  The base consisted of a few centimeters’ worth of twigs in place of mattress springs, supporting a thick layer of moss cushioning, all blanketed by a tidy sheet of dandelion fluff. I admit that I admired their resourcefulness. The nest was a true work of art.
  Although this avian abode had been fully furnished, it appeared that my tenants were away from the roost. As a newly minted landlord, I didn’t feel it was my prerogative to evict the squatters in their absence.
  A few days passed. Anxiously opening the mailbox door, I came eye to eye with a small songbird, sleepily incubating her eggs. Startled by this human intruder, the tiny titmouse puffed up in a feeble attempt at intimidation. Far from menacing, there was something endearing about the bird’s presence, and her readiness to protect her brood. I heard myself reflexively whisper an apology for the disturbance as I gingerly closed the door.
  Back when I was a child, practically every household kept a pet bird or two. For many schoolboys of my generation, summers were spent cultivating a menagerie of Bengalese finches, Java sparrows, and titmice. When the backyard clothesline sprouted a homemade dovecote, it was a sign that the hobby had begun to grow out of hand. A few of my more intrepid classmates would inevitably end up training a personal fleet of homing pigeons. A product of my era, I still have a special nostalgic attachment to birds to this day.
  Just now, I snuck another peek inside the mailbox to check in on my stowaways. Although the adults were away from the nest, I excitedly discovered nine pea-sized eggs, resting in an orderly arrangement atop their dandelion bed. Surely, the couple is off enjoying lunch in the warm afternoon sun, fortifying themselves for the evening’s shared incubation duty.
  Nestled in the comfort of my own writing den, it occurs to me that perhaps the lifestyle of the novelist has more in common with birds than with that of my fellow man. I might balk at the use of lofty terms such as self-expression or artistic creation to describe the craft. Instead, I see the act of writing as analogous to the mother bird who patiently incubates her eggs, waiting to bring her progeny into the world, fully formed.
  As a faithful practitioner of the ascetic, writerly existence, the din of the outside world does not disturb my roost. Today, the isolation is undoubtedly a thankful reprieve.

Translated by Daniel González/Arranged by TranNet KK

Jirō Asada
Born in 1951. Won the 16th Yoshikawa Eiji Prize for New Writers in 1995 for




(Riding the subway), the 117th Naoki Prize for



, the 13th Shibata Renzaburō Award for




(The legend of the retainer of Mibu), the 42nd Yoshikawa Eiji Prize for Literature for




(The rainbow of Zhongyuan), the 43rd Osaragi Jirō Prize for


(Homecoming), among other awards.

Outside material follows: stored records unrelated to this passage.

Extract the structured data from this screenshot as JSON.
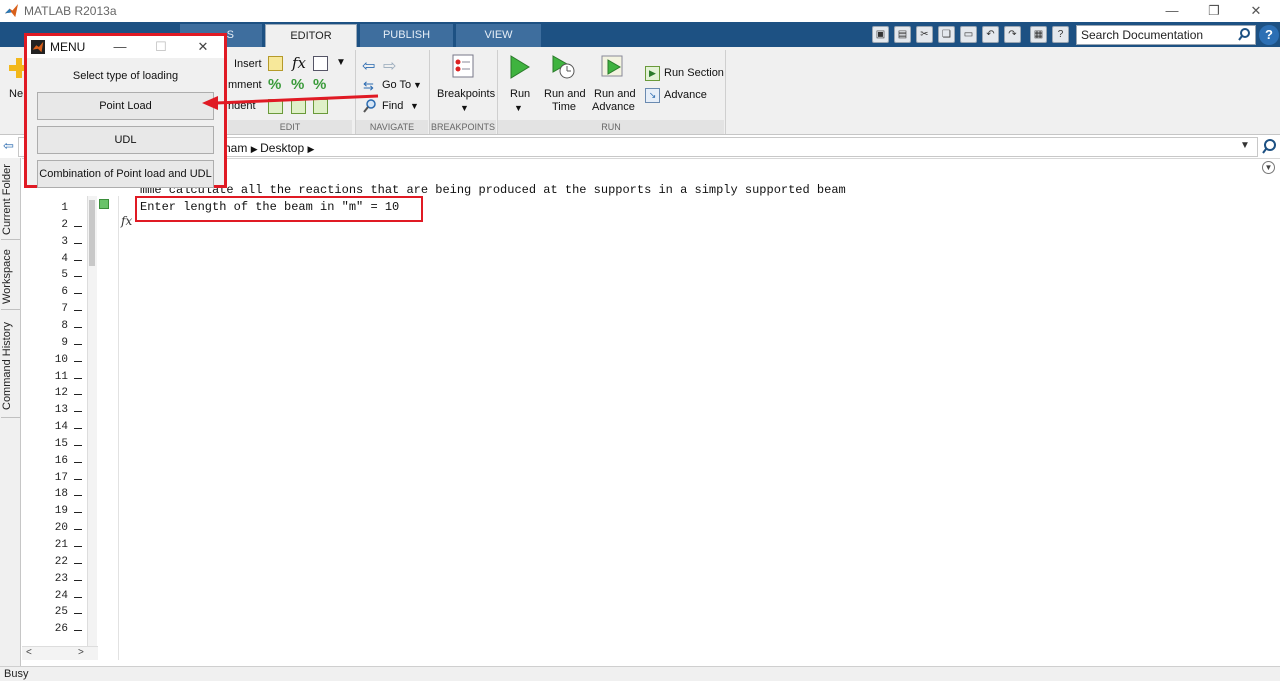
{
  "window": {
    "title": "MATLAB R2013a",
    "minimize": "—",
    "restore": "❐",
    "close": "✕"
  },
  "ribbon": {
    "tabs": [
      {
        "label": "S",
        "active": false
      },
      {
        "label": "EDITOR",
        "active": true
      },
      {
        "label": "PUBLISH",
        "active": false
      },
      {
        "label": "VIEW",
        "active": false
      }
    ],
    "new_label": "Ne",
    "edit": {
      "insert": "Insert",
      "comment": "mment",
      "indent": "ndent",
      "fx": "fx",
      "percent": "%",
      "group_label": "EDIT"
    },
    "navigate": {
      "goto": "Go To",
      "find": "Find",
      "group_label": "NAVIGATE"
    },
    "breakpoints": {
      "label": "Breakpoints",
      "group_label": "BREAKPOINTS"
    },
    "run": {
      "run": "Run",
      "run_and_time_1": "Run and",
      "run_and_time_2": "Time",
      "run_and_advance_1": "Run and",
      "run_and_advance_2": "Advance",
      "run_section": "Run Section",
      "advance": "Advance",
      "group_label": "RUN"
    }
  },
  "search": {
    "value": "Search Documentation"
  },
  "address": {
    "segment_1": "ham",
    "segment_2": "Desktop"
  },
  "side_tabs": {
    "current_folder": "Current Folder",
    "workspace": "Workspace",
    "command_history": "Command History"
  },
  "editor": {
    "line_numbers": [
      "1",
      "2",
      "3",
      "4",
      "5",
      "6",
      "7",
      "8",
      "9",
      "10",
      "11",
      "12",
      "13",
      "14",
      "15",
      "16",
      "17",
      "18",
      "19",
      "20",
      "21",
      "22",
      "23",
      "24",
      "25",
      "26"
    ],
    "line_1": "mme calculate all the reactions that are being produced at the supports in a simply supported beam",
    "line_2": "Enter length of the beam in \"m\" = 10",
    "fx": "fx"
  },
  "menu_dialog": {
    "title": "MENU",
    "minimize": "—",
    "maximize": "☐",
    "close": "✕",
    "prompt": "Select type of loading",
    "buttons": [
      "Point Load",
      "UDL",
      "Combination of Point load and UDL"
    ]
  },
  "status": {
    "text": "Busy"
  },
  "colors": {
    "tab_strip": "#1d5183",
    "annotation_red": "#e01a24"
  }
}
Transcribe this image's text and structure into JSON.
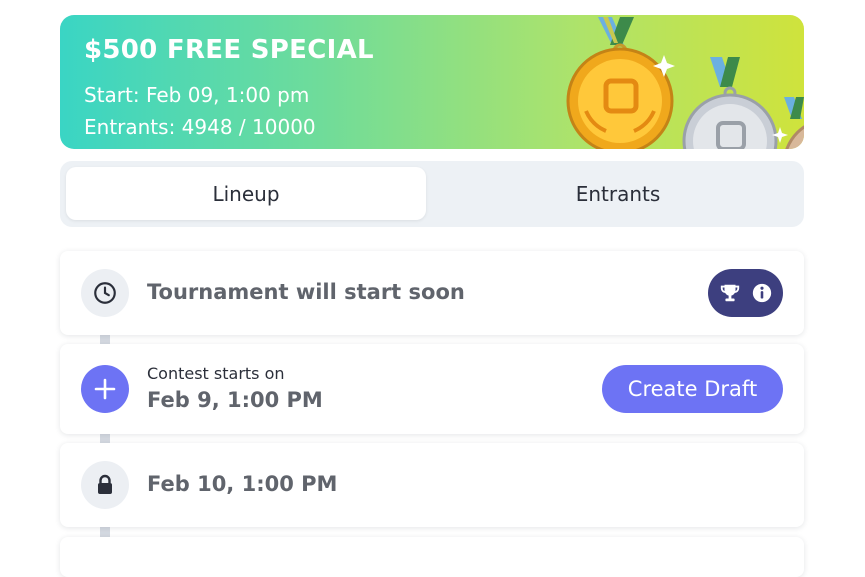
{
  "banner": {
    "title": "$500 FREE SPECIAL",
    "start": "Start: Feb 09, 1:00 pm",
    "entrants": "Entrants: 4948 / 10000"
  },
  "tabs": {
    "lineup": "Lineup",
    "entrants": "Entrants"
  },
  "status": {
    "text": "Tournament will start soon"
  },
  "contest": {
    "label": "Contest starts on",
    "date": "Feb 9, 1:00 PM",
    "button": "Create Draft"
  },
  "lock": {
    "date": "Feb 10, 1:00 PM"
  },
  "icons": [
    "clock-icon",
    "trophy-icon",
    "info-icon",
    "plus-icon",
    "lock-icon",
    "gold-medal-icon",
    "silver-medal-icon",
    "bronze-medal-icon"
  ],
  "colors": {
    "accent": "#6d73f4",
    "pill": "#3d3f7f",
    "banner_start": "#3ad5c4",
    "banner_end": "#cfe33c"
  }
}
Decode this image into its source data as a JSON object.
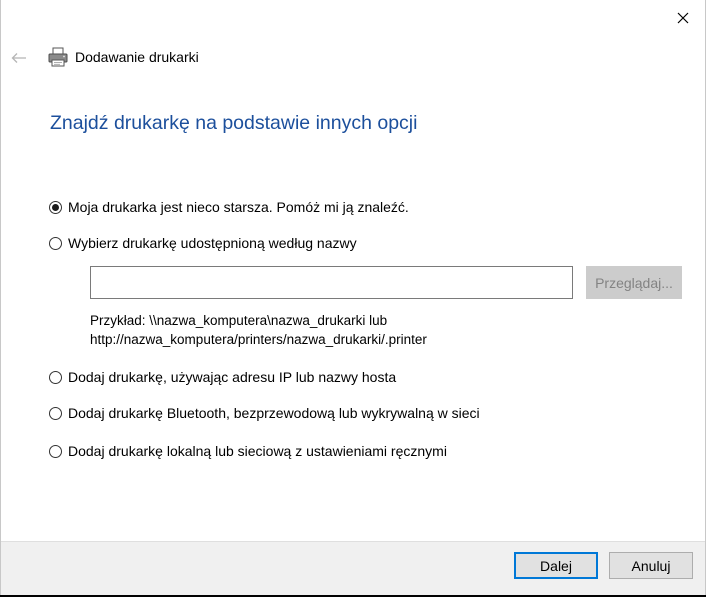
{
  "window": {
    "title": "Dodawanie drukarki",
    "close_icon": "close-icon",
    "back_icon": "back-arrow-icon",
    "app_icon": "printer-icon"
  },
  "page": {
    "heading": "Znajdź drukarkę na podstawie innych opcji"
  },
  "options": [
    {
      "label": "Moja drukarka jest nieco starsza. Pomóż mi ją znaleźć.",
      "selected": true
    },
    {
      "label": "Wybierz drukarkę udostępnioną według nazwy",
      "selected": false
    },
    {
      "label": "Dodaj drukarkę, używając adresu IP lub nazwy hosta",
      "selected": false
    },
    {
      "label": "Dodaj drukarkę Bluetooth, bezprzewodową lub wykrywalną w sieci",
      "selected": false
    },
    {
      "label": "Dodaj drukarkę lokalną lub sieciową z ustawieniami ręcznymi",
      "selected": false
    }
  ],
  "shared_printer": {
    "value": "",
    "browse_label": "Przeglądaj...",
    "example_line1": "Przykład: \\\\nazwa_komputera\\nazwa_drukarki lub",
    "example_line2": "http://nazwa_komputera/printers/nazwa_drukarki/.printer"
  },
  "footer": {
    "next_label": "Dalej",
    "cancel_label": "Anuluj"
  },
  "colors": {
    "heading": "#1c4f9c",
    "primary_border": "#0078d7",
    "footer_bg": "#f0f0f0"
  }
}
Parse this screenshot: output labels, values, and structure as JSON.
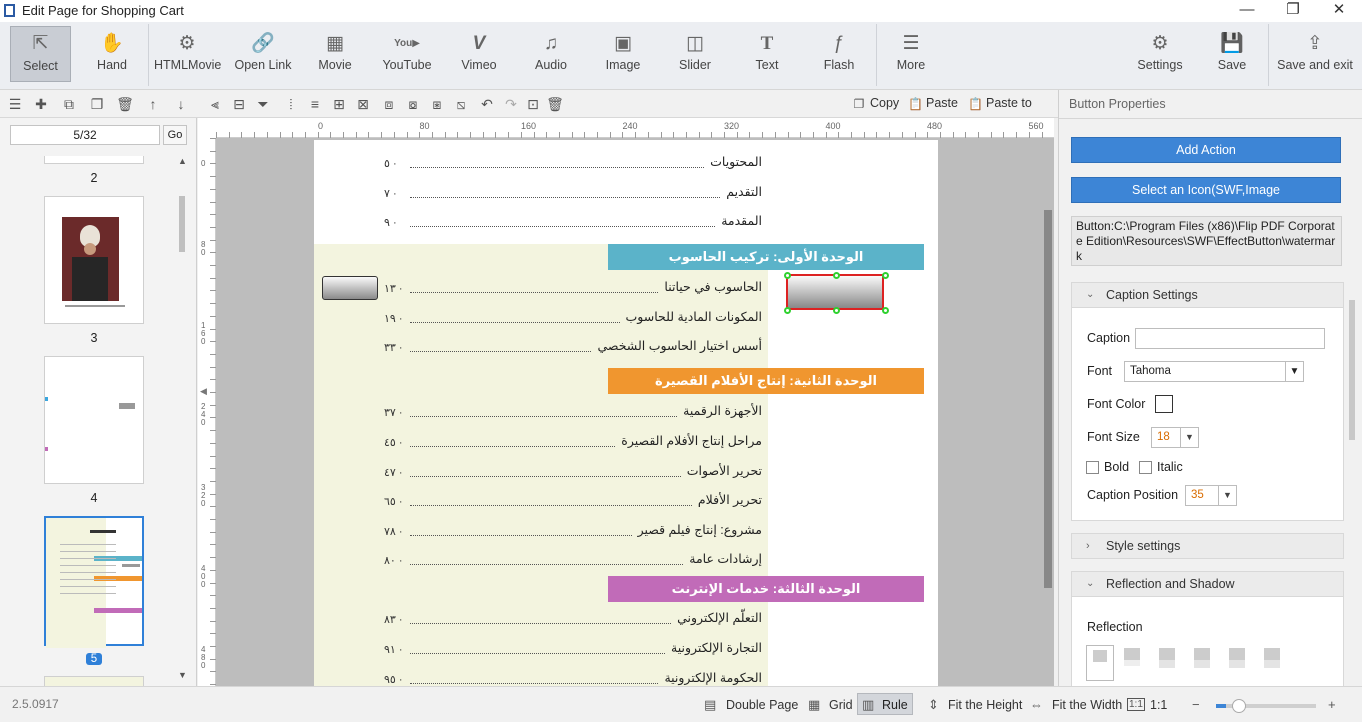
{
  "window": {
    "title": "Edit Page for Shopping Cart",
    "minimize": "—",
    "restore": "❐",
    "close": "✕"
  },
  "ribbon": {
    "select": "Select",
    "hand": "Hand",
    "htmlmovie": "HTMLMovie",
    "openlink": "Open Link",
    "movie": "Movie",
    "youtube": "YouTube",
    "vimeo": "Vimeo",
    "audio": "Audio",
    "image": "Image",
    "slider": "Slider",
    "text": "Text",
    "flash": "Flash",
    "more": "More",
    "settings": "Settings",
    "save": "Save",
    "save_exit": "Save and exit"
  },
  "toolbar": {
    "copy": "Copy",
    "paste": "Paste",
    "paste_to": "Paste to"
  },
  "pages": {
    "current": "5/32",
    "go": "Go",
    "labels": [
      "2",
      "3",
      "4",
      "5"
    ]
  },
  "ruler": {
    "top": [
      "0",
      "80",
      "160",
      "240",
      "320",
      "400",
      "480",
      "560"
    ],
    "left": [
      "0",
      "80",
      "160",
      "240",
      "320",
      "400",
      "480"
    ]
  },
  "toc": {
    "intro": [
      {
        "title": "المحتويات",
        "page": "٥"
      },
      {
        "title": "التقديم",
        "page": "٧"
      },
      {
        "title": "المقدمة",
        "page": "٩"
      }
    ],
    "units": [
      {
        "title": "الوحدة الأولى: تركيب الحاسوب",
        "color": "#5bb3c9",
        "items": [
          {
            "title": "الحاسوب في حياتنا",
            "page": "١٣"
          },
          {
            "title": "المكونات المادية للحاسوب",
            "page": "١٩"
          },
          {
            "title": "أسس اختيار الحاسوب الشخصي",
            "page": "٣٣"
          }
        ]
      },
      {
        "title": "الوحدة الثانية: إنتاج الأفلام القصيرة",
        "color": "#f0962f",
        "items": [
          {
            "title": "الأجهزة الرقمية",
            "page": "٣٧"
          },
          {
            "title": "مراحل إنتاج الأفلام القصيرة",
            "page": "٤٥"
          },
          {
            "title": "تحرير الأصوات",
            "page": "٤٧"
          },
          {
            "title": "تحرير الأفلام",
            "page": "٦٥"
          },
          {
            "title": "مشروع: إنتاج فيلم قصير",
            "page": "٧٨"
          },
          {
            "title": "إرشادات عامة",
            "page": "٨٠"
          }
        ]
      },
      {
        "title": "الوحدة الثالثة: خدمات الإنترنت",
        "color": "#c16bb8",
        "items": [
          {
            "title": "التعلّم الإلكتروني",
            "page": "٨٣"
          },
          {
            "title": "التجارة الإلكترونية",
            "page": "٩١"
          },
          {
            "title": "الحكومة الإلكترونية",
            "page": "٩٥"
          }
        ]
      }
    ]
  },
  "properties": {
    "title": "Button Properties",
    "add_action": "Add Action",
    "select_icon": "Select an Icon(SWF,Image",
    "path": "Button:C:\\Program Files (x86)\\Flip PDF Corporate Edition\\Resources\\SWF\\EffectButton\\watermark",
    "caption_settings": "Caption Settings",
    "caption_label": "Caption",
    "caption_value": "",
    "font_label": "Font",
    "font_value": "Tahoma",
    "font_color_label": "Font Color",
    "font_size_label": "Font Size",
    "font_size_value": "18",
    "bold": "Bold",
    "italic": "Italic",
    "caption_position_label": "Caption Position",
    "caption_position_value": "35",
    "style_settings": "Style settings",
    "reflection_shadow": "Reflection and Shadow",
    "reflection_label": "Reflection"
  },
  "status": {
    "version": "2.5.0917",
    "double_page": "Double Page",
    "grid": "Grid",
    "rule": "Rule",
    "fit_height": "Fit the Height",
    "fit_width": "Fit the Width",
    "one_to_one": "1:1",
    "zoom_percent": 10
  },
  "colors": {
    "accent": "#3d85d6",
    "selection_border": "#2f80d8",
    "handle": "#2fd12f"
  }
}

Receiving widespread acclaim as a contemporary storyteller, his works range from novels to nonfiction essays. His most recent work is



(Daimyo bankruptcy).




  • 特大
  • 生成り
  • 水色
  • 明朝
  • ゴシック
  • 横組み
  • 縦組み